AUSTIN (Texas Tribune) — Texas Attorney General Ken Paxton’s office has sidelined four of the seven senior aides who weeks ago told law enforcement they believed Paxton had committed bribery and abuse of office — firing two and placing two more on leave — in what employment attorneys say looks like a clear act of retaliation against legally protected whistleblowers.
The aides, who represented a large share of the agency’s most senior staff, alerted law enforcement and then agency human resources that they believed Paxton was using the power of his office to serve a political donor, Austin real estate developer Nate Paul. The agency had taken the unusual step of weighing in on a lawsuit that involved Paul, and Paxton personally hired an outside investigator — in a process aides called highly suspect — to vet the donor’s complaints
Ian Prior, a spokesperson for Paxton’s campaign, denied Friday that the personnel decisions had anything to do with their accusations against Paxton.
“Any suggestion that this has to do with the whistleblower claims is false and demonstrates an unfamiliarity with the facts,” Prior said. “There are a number of reasons for these separations that we cannot discuss at this time.”
Now, two of the whistleblowers, Blake Brickman and Lacey Mase, have been fired, and two more placed on paid “investigative leave.”
Ryan Vassar, deputy attorney general for legal counsel, was put on leave Monday, according to a former senior official with the agency who had knowledge about the leave but did not want to be named for fear of repercussions.
Mark Penley, the deputy attorney general for criminal justice, was put on leave weeks ago, shortly after reporting Paxton to law enforcement, top aides have said. And Jeff Mateer, who worked for years as Paxton’s top deputy, resigned earlier this month after accusing his boss of running afoul of the law.
A sixth employee, Director of Law Enforcement David Maxwell, was also placed on leave earlier this month. Maxwell did not sign on to the whistleblowers’ Oct. 1 letter to human resources, which stated they had “a good faith belief that the Attorney General is violating federal and/or state law.” But he was involved in the investigation that sparked the mutiny against Paxton — and Paxton has slammed Maxwell for his work on the case.
Maxwell has not responded to requests for comment.
The Texas attorney general’s office has failed to respond to repeated requests to confirm the employment status of the whistleblowers, and has not provided any explanation for why Mase and Brickman were fired.
Prior said Friday that “one of the reasons that Lacey Mase was separated from the agency was for violating office policy, specifically mistreatment of subordinates,” and Brickman “was insubordinate and violated other policies.”
Prior confirmed Vassar had been placed on leave and said he could not comment further on why.
Mase and Vassar did not immediately return requests for comment. Brickman declined to comment on Prior’s claims.
Mase’s 110-page personnel file — obtained through a public records request by The Texas Tribune last week before Mase was fired — shows she earned frequent promotions at the agency, more than doubling her salary over a period of just a few years.
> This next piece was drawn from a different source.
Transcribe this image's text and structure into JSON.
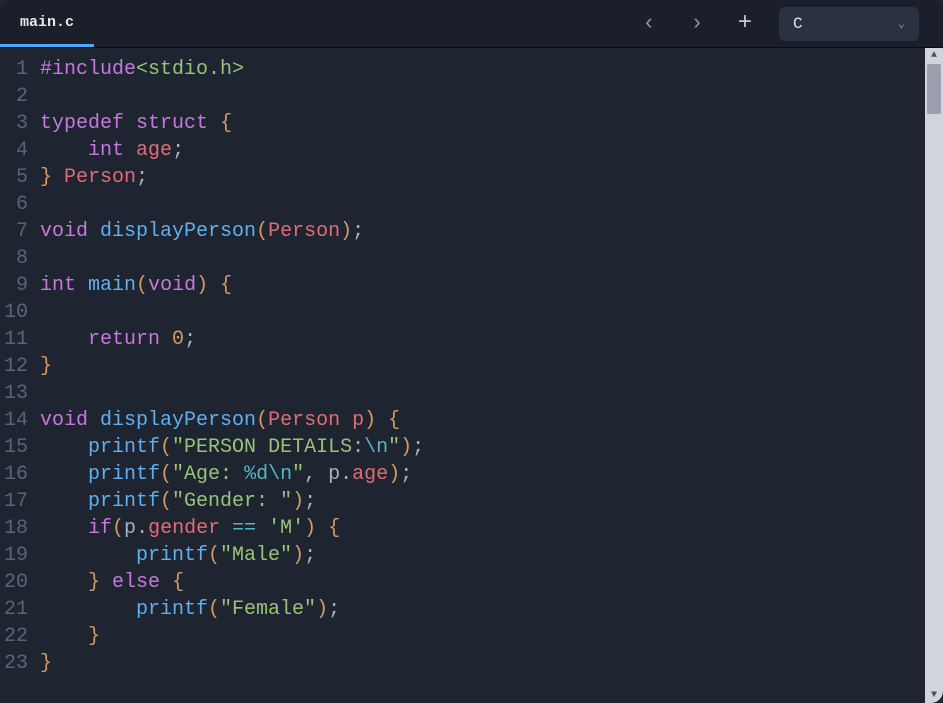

Performance reviews praised her competence. There is no evidence, in the partially redacted document released by the agency, of disciplinary history.
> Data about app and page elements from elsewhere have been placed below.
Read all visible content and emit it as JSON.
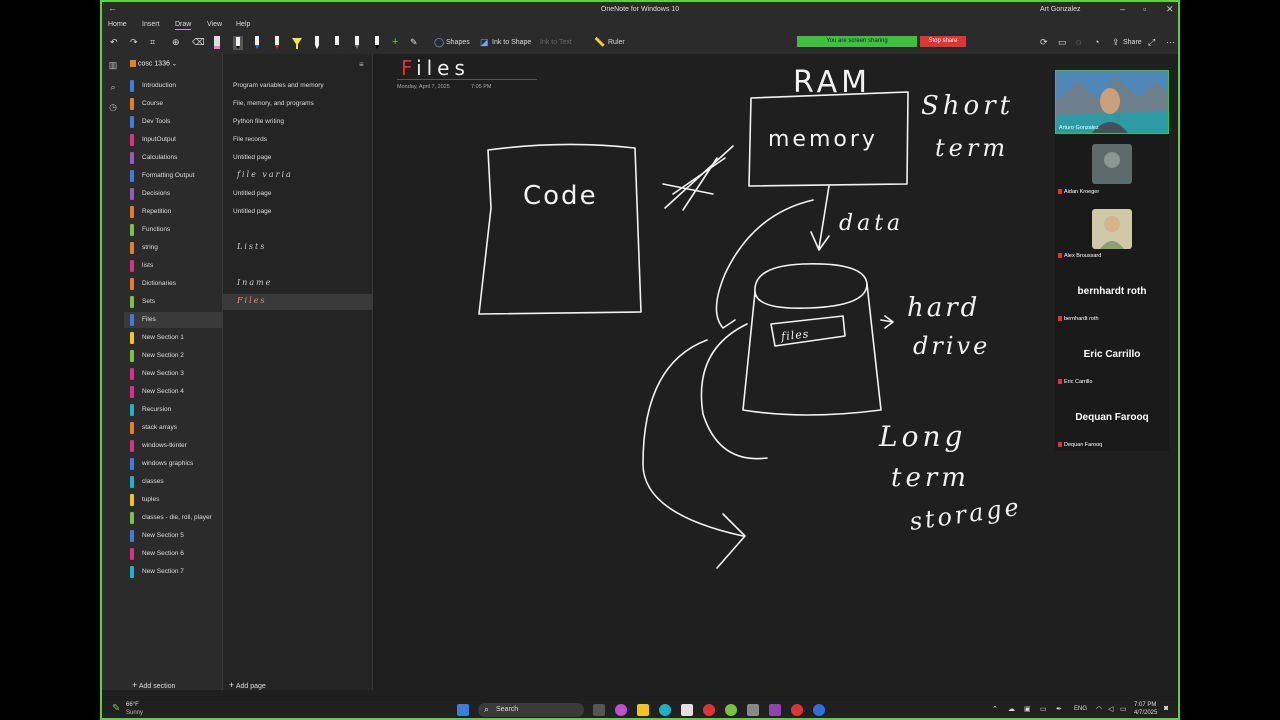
{
  "window": {
    "title": "OneNote for Windows 10",
    "user": "Art Gonzalez"
  },
  "menu": {
    "home": "Home",
    "insert": "Insert",
    "draw": "Draw",
    "view": "View",
    "help": "Help"
  },
  "toolbar": {
    "shapes": "Shapes",
    "ink_to_shape": "Ink to Shape",
    "ink_to_text": "Ink to Text",
    "ruler": "Ruler",
    "screen_sharing": "You are screen sharing",
    "stop_share": "Stop share",
    "share": "Share",
    "accent_color": "#c98ee8"
  },
  "notebook": {
    "name": "cosc 1336"
  },
  "sections": [
    {
      "label": "Introduction",
      "color": "#3c7dd9"
    },
    {
      "label": "Course",
      "color": "#e67e22"
    },
    {
      "label": "Dev Tools",
      "color": "#3c7dd9"
    },
    {
      "label": "InputOutput",
      "color": "#d63384"
    },
    {
      "label": "Calculations",
      "color": "#9b59b6"
    },
    {
      "label": "Formatting Output",
      "color": "#3c7dd9"
    },
    {
      "label": "Decisions",
      "color": "#9b59b6"
    },
    {
      "label": "Repetition",
      "color": "#e67e22"
    },
    {
      "label": "Functions",
      "color": "#7cc242"
    },
    {
      "label": "string",
      "color": "#e67e22"
    },
    {
      "label": "lists",
      "color": "#d63384"
    },
    {
      "label": "Dictionaries",
      "color": "#e67e22"
    },
    {
      "label": "Sets",
      "color": "#7cc242"
    },
    {
      "label": "Files",
      "color": "#3c7dd9",
      "selected": true
    },
    {
      "label": "New Section 1",
      "color": "#f0c419"
    },
    {
      "label": "New Section 2",
      "color": "#7cc242"
    },
    {
      "label": "New Section 3",
      "color": "#d63384"
    },
    {
      "label": "New Section 4",
      "color": "#d63384"
    },
    {
      "label": "Recursion",
      "color": "#1ab3c9"
    },
    {
      "label": "stack arrays",
      "color": "#e67e22"
    },
    {
      "label": "windows-tkinter",
      "color": "#d63384"
    },
    {
      "label": "windows graphics",
      "color": "#3c7dd9"
    },
    {
      "label": "classes",
      "color": "#1ab3c9"
    },
    {
      "label": "tuples",
      "color": "#f0c419"
    },
    {
      "label": "classes - die, roll, player",
      "color": "#7cc242"
    },
    {
      "label": "New Section 5",
      "color": "#3c7dd9"
    },
    {
      "label": "New Section 6",
      "color": "#d63384"
    },
    {
      "label": "New Section 7",
      "color": "#1ab3c9"
    }
  ],
  "pages": [
    {
      "label": "Program variables and memory",
      "ink": false
    },
    {
      "label": "File, memory, and programs",
      "ink": false
    },
    {
      "label": "Python file writing",
      "ink": false
    },
    {
      "label": "File records",
      "ink": false
    },
    {
      "label": "Untitled page",
      "ink": false
    },
    {
      "label": "file varia",
      "ink": true
    },
    {
      "label": "Untitled page",
      "ink": false
    },
    {
      "label": "Untitled page",
      "ink": false
    },
    {
      "label": "",
      "ink": false
    },
    {
      "label": "Lists",
      "ink": true
    },
    {
      "label": "",
      "ink": false
    },
    {
      "label": "Iname",
      "ink": true
    },
    {
      "label": "Files",
      "ink": true,
      "selected": true
    }
  ],
  "add_section": "Add section",
  "add_page": "Add page",
  "page": {
    "title_first": "F",
    "title_rest": "iles",
    "date": "Monday, April 7, 2025",
    "time": "7:05 PM"
  },
  "ink": {
    "ram": "RAM",
    "memory": "memory",
    "short": "Short",
    "term_1": "term",
    "code": "Code",
    "data": "data",
    "files": "files",
    "hard": "hard",
    "drive": "drive",
    "long": "Long",
    "term_2": "term",
    "storage": "storage"
  },
  "participants": [
    {
      "name": "Arturo Gonzalez",
      "video": true
    },
    {
      "name": "Aidan Kroeger",
      "video": true
    },
    {
      "name": "Alex Broussard",
      "video": true
    },
    {
      "name": "bernhardt roth",
      "big": "bernhardt roth"
    },
    {
      "name": "Eric Carrillo",
      "big": "Eric Carrillo"
    },
    {
      "name": "Dequan Farooq",
      "big": "Dequan Farooq"
    }
  ],
  "taskbar": {
    "temp": "66°F",
    "weather": "Sunny",
    "search": "Search",
    "lang": "ENG",
    "time": "7:07 PM",
    "date": "4/7/2025"
  }
}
“Ms. Mase has consistently exceeded standards as chief of the Law Enforcement Defense Division and in all positions she has held at the OAG,” a recent performance evaluation says.
Brickman’s personnel file, which also has minor redactions, also shows no disciplinary history. He was hired in February.
Paxton has dismissed the whistleblowers as “rogue employees” wielding “false allegations.” In a statement earlier this month, the agency’s press office signaled that the whistleblowers would be investigated, saying “making false claims is a very serious matter and we plan to investigate this to the fullest extent of the law.”
It’s not immediately clear whether the two other whistleblowers, Ryan Bangert or Darren McCarty, have been hit with adverse action.
Mase, reached on Tuesday, said her termination “was not voluntary” but declined to comment further.
Vassar was hired in 2015 and earns $205,000 as a senior official at the agency, public records show.
He was involved in the hiring of Brandon Cammack, a 34-year-old Houston defense attorney who at Paxton’s personal behest took up the unusual investigation into complaints by Paul, the donor.
Vassar exchanged emails with Cammack in early September, asking the young attorney to confirm he had no conflicts of interest on the case before signing his contract for $300 per hour.
Under Texas law, an employer who fires a whistleblower within 90 days of that whistleblower’s report is “presumed” to be retaliating against the employee because of the report. The actions against Penley, Maxwell, Brickman, Mase and Vassar all occurred squarely within that three-month window.
Employment attorneys said placing a whistleblower on leave could qualify as an “adverse personnel action” under the law depending on the circumstances.
This article originally appeared in The Texas Tribune at www.texastribune.org. The Texas Tribune is a nonprofit, nonpartisan media organization that informs Texans – and engages with them – about public policy, politics, government and statewide issues